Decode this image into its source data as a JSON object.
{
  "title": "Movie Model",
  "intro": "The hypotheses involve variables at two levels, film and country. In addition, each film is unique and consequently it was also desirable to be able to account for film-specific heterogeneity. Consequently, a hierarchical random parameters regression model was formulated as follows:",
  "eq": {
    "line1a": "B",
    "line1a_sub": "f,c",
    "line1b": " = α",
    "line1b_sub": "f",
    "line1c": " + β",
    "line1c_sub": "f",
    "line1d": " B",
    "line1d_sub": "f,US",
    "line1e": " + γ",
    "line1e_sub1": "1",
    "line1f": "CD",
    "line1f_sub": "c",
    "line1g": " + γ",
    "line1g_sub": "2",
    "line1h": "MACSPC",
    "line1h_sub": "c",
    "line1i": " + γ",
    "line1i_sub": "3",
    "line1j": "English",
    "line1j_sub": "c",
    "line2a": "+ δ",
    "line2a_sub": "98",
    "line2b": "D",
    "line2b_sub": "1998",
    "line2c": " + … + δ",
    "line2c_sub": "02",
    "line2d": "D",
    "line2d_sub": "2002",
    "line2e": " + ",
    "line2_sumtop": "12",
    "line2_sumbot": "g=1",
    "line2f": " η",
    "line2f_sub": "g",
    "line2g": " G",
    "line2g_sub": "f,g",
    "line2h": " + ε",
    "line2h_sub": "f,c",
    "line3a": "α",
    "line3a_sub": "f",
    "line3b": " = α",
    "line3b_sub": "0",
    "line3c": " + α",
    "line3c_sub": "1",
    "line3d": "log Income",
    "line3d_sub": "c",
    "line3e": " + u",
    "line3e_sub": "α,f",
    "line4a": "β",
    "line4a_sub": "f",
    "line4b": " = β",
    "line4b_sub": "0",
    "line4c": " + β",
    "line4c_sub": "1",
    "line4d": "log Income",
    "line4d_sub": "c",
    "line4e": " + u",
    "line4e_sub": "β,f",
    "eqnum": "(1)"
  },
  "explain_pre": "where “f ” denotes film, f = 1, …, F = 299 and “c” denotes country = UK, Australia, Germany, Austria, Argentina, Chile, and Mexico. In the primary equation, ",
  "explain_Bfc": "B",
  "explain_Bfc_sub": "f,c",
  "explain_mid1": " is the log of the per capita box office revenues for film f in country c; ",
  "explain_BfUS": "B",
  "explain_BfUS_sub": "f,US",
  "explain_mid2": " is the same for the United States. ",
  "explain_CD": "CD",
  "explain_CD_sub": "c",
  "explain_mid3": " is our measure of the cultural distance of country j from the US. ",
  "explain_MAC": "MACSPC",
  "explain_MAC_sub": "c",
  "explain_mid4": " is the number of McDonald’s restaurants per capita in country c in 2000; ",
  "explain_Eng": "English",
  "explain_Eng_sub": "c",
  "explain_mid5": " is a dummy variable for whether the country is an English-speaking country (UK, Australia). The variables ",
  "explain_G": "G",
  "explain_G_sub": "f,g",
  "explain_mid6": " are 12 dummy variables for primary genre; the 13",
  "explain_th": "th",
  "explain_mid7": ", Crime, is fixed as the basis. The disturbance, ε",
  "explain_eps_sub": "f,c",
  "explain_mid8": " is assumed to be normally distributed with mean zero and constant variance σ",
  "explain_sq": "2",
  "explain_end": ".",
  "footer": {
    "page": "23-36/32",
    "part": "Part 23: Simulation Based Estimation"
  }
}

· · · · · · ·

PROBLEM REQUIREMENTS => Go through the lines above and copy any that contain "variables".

EXPECTED ANSWER =>
  "intro": "The hypotheses involve variables at two levels, film and country. In addition, each film is unique and consequently it was also desirable to be able to account for film-specific heterogeneity. Consequently, a hierarchical random parameters regression model was formulated as follows:",
  "explain_mid5": " is a dummy variable for whether the country is an English-speaking country (UK, Australia). The variables ",
  "explain_mid6": " are 12 dummy variables for primary genre; the 13",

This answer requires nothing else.